The CBD frontier just keeps getting bigger.You’ll find the natural plant-based product in dispensaries, health food stores, crystal and gem shops, even local cafés. People rave about CBD’s potential to treat anxiety, chronic pain, sleeplessness and about its value as a medicinal alternative to pharmaceuticals.
It’s why the CBD industry is on track to become a $22 billion enterprise by 2022. Not only does it offer a lot of the same benefits that come from cannabis, but it does so without any of the psychoactive aspects — you get the medicine without the high.
That’s appealing to a lot of people. And, since CBD isn’t technically “marijuana,” it’s sold in almost every state, without the need for a license. That has allowed far more CBD-centered businesses to open their doors and start selling products to those who need them: from CBD isolates to salves, tinctures, honey, seltzers, chocolate and capsules all over the nation.
However, CBD is still considered a Schedule I substance by the feds, and therefore the market remains unregulated by any federal institution. The FDA isn’t keeping tabs on CBD products and on top of that, businesses who buy CBD concentrates to use in their products often can’t afford to have that CBD professionally tested by a third-party lab.
That means, by and large, no one’s verifying the claims these companies advertise, and no one’s testing the quality or content of the CBD going into their products. And that uncertainty then gets passed onto users. Certain states, like Colorado, do have state-mandated testing for all hemp products sold in dispensaries. But outside of dispensaries, and outside of Colorado, when you buy CBD there’s no knowing how much real CBD is actually in the product — or, for that matter, what else might be in there.
“We see a lot of people who are making claims that can’t be verified,” says Chris Hudalla, the founder and CSO of ProVerde Labs, an accredited chemical and microbiological testing laboratory that provides both testing and consulting services for its clients. “In most cases there’s no state regulation for CBD or hemp products, and with no oversight, with no regulatory safety agency looking over this, it’s a free-for-all.”
ProVerde Labs deals with many responsible companies that want (and can afford) to get their products lab-tested for purity. ProVerde tests for contaminates like heavy metals, fertilizers, salmonella and mold to name a few; and it provides certificates of accreditation to show that the CBD was tested by a professional third-party lab.
But, ProVerde also sees the darker side of the CBD industry, everything from simple product contaminations, to test certificate forgery, fraudulent quality claims and even large-scale dissemination of carcinogenic CBD products knowingly contaminated.
“You have a lot of very responsible producers who are really focused on high-quality products,” Hudalla says. “And then you have a lot of people who are just in it to get in it, they’re in it to make money and some of them don’t care about consumer quality or consumer safety; or some of them simply don’t know enough.”
Some companies play games with semantics, Hudalla explains.

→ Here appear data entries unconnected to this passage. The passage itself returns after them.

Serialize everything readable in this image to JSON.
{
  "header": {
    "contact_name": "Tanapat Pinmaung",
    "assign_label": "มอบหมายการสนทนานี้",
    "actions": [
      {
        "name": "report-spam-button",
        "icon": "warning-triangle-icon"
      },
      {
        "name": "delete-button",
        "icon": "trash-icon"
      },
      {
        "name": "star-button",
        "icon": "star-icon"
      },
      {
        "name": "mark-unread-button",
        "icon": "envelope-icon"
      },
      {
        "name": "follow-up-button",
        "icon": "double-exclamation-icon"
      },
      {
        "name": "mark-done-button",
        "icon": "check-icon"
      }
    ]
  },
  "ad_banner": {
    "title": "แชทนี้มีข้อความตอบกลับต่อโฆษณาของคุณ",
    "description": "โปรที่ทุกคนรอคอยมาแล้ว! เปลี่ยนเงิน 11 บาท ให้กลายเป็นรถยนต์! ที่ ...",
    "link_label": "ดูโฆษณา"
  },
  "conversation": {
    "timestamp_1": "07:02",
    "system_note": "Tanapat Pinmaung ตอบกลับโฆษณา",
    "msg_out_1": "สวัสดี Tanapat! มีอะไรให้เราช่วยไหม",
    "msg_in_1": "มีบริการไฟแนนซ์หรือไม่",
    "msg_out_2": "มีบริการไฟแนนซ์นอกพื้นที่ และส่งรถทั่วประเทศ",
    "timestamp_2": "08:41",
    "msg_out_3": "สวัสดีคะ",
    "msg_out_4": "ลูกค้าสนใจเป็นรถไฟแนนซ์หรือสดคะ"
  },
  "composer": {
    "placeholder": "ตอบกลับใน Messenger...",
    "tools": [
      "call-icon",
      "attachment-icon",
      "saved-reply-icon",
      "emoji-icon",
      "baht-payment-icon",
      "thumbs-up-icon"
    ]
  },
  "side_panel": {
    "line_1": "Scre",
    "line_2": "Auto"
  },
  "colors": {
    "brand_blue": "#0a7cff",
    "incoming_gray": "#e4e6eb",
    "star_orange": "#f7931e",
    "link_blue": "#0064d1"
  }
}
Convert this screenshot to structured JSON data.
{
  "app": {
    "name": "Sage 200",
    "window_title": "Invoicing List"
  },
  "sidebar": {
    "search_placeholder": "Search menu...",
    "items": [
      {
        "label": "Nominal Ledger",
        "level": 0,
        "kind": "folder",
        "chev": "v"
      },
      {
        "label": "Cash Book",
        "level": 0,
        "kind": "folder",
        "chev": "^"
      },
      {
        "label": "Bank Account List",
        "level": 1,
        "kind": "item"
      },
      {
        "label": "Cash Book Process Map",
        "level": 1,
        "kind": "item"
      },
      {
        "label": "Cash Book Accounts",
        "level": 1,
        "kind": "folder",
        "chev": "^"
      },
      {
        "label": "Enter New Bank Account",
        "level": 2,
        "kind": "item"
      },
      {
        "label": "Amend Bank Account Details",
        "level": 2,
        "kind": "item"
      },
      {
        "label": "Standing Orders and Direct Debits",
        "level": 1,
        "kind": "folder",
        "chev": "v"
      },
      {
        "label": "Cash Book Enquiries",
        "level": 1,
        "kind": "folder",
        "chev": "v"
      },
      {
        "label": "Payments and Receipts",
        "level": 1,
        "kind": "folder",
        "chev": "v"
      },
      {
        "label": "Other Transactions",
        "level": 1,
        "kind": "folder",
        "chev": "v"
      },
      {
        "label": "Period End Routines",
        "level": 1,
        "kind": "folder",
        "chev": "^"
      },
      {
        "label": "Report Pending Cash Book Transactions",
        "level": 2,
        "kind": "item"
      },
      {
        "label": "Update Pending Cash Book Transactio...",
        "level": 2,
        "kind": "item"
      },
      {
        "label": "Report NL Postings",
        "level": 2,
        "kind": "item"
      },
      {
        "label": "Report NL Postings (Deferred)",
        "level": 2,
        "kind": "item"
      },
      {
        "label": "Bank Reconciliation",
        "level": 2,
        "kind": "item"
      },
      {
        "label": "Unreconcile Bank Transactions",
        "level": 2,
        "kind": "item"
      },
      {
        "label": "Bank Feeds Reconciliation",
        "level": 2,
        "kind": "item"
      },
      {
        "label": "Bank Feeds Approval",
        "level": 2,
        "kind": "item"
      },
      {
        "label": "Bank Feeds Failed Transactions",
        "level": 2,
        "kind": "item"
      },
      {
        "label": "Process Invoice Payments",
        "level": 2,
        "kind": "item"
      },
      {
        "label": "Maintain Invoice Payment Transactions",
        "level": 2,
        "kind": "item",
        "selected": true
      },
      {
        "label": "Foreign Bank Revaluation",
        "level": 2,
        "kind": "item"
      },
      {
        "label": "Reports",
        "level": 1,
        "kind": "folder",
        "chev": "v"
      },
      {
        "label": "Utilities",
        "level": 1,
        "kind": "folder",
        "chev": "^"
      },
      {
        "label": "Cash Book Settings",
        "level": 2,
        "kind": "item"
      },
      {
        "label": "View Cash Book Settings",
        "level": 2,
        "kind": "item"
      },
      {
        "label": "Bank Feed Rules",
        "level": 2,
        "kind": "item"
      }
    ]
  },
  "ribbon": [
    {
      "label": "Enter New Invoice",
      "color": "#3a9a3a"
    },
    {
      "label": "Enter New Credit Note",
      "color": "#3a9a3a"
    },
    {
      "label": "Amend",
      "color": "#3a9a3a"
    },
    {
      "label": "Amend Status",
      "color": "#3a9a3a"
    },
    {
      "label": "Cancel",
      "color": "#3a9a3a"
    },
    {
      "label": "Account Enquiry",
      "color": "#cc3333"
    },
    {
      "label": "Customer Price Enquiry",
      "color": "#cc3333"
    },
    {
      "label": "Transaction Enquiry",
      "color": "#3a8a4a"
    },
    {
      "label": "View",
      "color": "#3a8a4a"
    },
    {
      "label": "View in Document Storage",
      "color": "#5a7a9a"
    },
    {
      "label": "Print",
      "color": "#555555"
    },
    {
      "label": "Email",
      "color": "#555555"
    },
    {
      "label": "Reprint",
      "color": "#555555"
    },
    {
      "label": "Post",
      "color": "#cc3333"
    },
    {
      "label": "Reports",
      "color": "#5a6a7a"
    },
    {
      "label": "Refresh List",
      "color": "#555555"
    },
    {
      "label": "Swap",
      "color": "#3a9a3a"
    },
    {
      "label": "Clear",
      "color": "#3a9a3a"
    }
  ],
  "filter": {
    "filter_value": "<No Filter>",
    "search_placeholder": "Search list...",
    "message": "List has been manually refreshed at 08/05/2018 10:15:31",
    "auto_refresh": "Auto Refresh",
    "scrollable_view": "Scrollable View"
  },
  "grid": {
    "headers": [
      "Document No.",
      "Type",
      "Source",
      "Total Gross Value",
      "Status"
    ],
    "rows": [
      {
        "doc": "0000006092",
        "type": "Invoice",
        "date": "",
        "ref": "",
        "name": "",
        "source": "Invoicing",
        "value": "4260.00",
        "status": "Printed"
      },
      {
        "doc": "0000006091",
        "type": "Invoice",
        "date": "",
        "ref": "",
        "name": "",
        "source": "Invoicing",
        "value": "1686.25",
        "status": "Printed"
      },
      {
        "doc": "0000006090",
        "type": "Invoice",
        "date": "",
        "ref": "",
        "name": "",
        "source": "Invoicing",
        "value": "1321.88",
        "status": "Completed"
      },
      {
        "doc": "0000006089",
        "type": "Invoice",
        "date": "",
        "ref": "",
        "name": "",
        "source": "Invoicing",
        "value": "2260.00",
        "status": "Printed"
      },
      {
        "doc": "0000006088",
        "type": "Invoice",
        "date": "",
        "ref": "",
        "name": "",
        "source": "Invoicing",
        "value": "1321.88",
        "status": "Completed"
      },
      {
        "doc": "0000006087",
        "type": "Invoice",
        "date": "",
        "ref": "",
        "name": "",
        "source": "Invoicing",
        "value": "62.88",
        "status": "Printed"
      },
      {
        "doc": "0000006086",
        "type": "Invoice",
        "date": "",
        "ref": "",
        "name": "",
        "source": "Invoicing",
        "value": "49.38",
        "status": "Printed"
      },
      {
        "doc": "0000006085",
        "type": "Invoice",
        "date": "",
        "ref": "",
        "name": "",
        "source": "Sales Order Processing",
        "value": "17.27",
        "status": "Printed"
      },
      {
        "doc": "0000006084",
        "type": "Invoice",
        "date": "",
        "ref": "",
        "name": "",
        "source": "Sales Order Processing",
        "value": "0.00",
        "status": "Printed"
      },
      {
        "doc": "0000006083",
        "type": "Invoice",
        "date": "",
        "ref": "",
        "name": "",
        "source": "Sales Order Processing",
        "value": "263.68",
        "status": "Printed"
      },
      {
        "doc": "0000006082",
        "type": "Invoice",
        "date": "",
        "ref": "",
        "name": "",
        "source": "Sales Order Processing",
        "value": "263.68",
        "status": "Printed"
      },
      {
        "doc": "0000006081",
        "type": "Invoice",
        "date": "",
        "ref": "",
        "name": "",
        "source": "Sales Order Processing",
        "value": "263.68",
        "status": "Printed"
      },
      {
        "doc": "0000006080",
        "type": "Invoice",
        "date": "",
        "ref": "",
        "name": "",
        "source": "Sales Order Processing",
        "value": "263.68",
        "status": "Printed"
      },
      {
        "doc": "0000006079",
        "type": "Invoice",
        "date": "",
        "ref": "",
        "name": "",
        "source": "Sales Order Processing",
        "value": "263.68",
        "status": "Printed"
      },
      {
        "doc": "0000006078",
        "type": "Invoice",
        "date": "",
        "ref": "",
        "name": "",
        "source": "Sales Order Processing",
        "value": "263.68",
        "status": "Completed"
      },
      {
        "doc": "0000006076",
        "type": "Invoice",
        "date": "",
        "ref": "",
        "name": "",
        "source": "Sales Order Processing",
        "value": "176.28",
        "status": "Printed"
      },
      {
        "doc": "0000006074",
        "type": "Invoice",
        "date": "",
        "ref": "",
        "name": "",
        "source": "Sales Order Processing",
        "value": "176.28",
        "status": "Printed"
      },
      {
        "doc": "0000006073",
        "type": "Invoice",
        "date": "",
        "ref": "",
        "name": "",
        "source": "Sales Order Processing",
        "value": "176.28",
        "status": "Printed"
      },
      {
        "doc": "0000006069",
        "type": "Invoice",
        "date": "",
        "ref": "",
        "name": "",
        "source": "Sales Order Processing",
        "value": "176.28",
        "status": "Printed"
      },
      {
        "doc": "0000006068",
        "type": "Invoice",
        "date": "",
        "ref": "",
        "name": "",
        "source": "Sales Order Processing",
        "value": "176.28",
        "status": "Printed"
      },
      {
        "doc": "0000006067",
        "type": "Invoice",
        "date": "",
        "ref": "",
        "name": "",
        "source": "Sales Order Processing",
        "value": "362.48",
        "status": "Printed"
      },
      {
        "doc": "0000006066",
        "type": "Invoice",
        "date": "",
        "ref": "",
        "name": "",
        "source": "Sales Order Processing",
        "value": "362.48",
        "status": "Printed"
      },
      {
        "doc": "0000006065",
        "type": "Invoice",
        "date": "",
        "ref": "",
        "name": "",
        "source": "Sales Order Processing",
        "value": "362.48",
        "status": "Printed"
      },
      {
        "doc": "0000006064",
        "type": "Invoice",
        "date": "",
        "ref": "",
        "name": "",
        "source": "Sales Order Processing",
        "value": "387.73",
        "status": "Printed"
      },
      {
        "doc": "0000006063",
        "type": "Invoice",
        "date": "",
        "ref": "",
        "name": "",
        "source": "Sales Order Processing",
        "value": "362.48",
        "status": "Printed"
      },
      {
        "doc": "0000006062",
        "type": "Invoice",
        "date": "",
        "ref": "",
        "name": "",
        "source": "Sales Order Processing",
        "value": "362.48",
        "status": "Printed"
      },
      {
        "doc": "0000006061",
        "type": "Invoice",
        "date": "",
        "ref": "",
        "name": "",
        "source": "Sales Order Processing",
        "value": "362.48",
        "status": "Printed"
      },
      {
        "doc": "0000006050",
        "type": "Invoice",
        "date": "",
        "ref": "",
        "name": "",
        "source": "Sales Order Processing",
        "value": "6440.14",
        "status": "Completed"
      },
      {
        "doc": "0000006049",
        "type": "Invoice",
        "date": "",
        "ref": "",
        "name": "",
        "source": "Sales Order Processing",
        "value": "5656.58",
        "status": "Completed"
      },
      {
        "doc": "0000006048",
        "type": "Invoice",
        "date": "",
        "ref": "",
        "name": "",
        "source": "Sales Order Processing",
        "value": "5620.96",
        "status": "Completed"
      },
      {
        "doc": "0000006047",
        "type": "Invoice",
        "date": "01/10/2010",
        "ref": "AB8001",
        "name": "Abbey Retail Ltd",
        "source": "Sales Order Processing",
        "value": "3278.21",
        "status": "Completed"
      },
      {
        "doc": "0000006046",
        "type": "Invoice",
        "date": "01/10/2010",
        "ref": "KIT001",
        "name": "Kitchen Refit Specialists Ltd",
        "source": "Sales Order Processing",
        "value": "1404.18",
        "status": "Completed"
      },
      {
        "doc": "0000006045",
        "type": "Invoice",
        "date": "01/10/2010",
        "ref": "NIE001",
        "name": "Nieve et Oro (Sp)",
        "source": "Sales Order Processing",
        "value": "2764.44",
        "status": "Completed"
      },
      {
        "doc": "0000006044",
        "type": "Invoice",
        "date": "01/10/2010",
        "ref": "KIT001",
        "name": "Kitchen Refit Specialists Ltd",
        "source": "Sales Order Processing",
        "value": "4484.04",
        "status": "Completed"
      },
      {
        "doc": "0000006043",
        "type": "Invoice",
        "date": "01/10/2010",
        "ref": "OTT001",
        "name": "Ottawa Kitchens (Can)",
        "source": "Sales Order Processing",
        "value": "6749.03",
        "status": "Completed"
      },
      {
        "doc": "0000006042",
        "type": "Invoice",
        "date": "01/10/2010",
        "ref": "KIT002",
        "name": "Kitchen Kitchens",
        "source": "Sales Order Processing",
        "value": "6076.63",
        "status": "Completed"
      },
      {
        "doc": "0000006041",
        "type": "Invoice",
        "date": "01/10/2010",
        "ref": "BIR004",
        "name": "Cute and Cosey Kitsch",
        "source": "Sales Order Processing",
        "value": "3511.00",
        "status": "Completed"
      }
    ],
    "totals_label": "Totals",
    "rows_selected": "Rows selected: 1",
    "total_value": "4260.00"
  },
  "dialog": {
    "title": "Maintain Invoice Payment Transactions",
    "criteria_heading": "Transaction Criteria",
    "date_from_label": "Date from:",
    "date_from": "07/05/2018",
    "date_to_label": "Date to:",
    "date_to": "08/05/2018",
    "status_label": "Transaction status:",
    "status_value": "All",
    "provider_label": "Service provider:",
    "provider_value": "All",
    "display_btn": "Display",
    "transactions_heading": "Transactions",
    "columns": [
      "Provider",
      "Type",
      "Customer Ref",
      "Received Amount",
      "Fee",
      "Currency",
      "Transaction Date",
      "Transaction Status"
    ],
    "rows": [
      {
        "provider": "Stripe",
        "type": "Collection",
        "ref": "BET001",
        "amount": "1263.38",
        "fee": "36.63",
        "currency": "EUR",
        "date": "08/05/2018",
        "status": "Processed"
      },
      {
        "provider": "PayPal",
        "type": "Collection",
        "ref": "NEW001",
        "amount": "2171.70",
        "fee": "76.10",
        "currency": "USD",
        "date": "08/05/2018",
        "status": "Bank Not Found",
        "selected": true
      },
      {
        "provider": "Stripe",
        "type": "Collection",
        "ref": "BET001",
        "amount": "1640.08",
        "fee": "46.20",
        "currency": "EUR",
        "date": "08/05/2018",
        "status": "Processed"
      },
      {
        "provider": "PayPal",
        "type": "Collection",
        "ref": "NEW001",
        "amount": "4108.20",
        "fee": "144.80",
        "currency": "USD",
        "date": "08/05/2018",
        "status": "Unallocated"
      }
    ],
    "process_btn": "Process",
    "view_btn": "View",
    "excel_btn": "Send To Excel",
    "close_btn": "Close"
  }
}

For instance, he’s seen some products that boast of containing 100% “hemp oil.” A claim Hudalla says is ambiguous.
“It could be hemp seed oil, which contains no CBD, or it could be the resin extracted from the plant, which would be predominantly CBD, you know 60-70-80%, or it could be a mixture,” he says. It could mean just about anything. “I think that people are using that term to mislead customers.”
Hudalla says ProVerde’s tested samples from clients who spent thousands of dollars online on bulk CBD isolate, only to discover that it was 99% vegetable oil.
“And without regulation, what’s your recourse?” Hudalla asks, rhetorically — there isn’t one. You can complain, he says, but that’s about it.
Hudalla has also caught businesses trying to fraudulently alter ProVerde’s test certificates. He describes one customer who called asking ProVerde to verify a test-certificate, and when he checked he found a disconcerting discrepancy.
“Our original tests had shown a significant amount of pesticides in the product and when I looked at their test certificate that they posted on their website, that certificate had the pesticide [results] whited out,” Hudalla says.
When he called the parent company to confront them about it, the person on the other end hung up immediately. He recalls, “The next day, the phone number was disconnected and the website was gone.”
Hudalla says he could go on and on, telling these kinds of stories. Still, he remains an advocate for CBD — he recognizes its medicinal potential, and respects just how much relief it brings people. Federal regulation and required testing could ensure consistency, honesty and safety in these medicinal products, he maintains.
“There are many producers who are doing full-panel testing — they’re testing for pesticides, they’re testing for heavy metals, they’re testing for salmonella and microbiological contaminate, residual solvents — those producers are the ones that I think have the strongest potential for the future,” he says.
Until that is the standard, though, people need to do their due diligence to stay safe.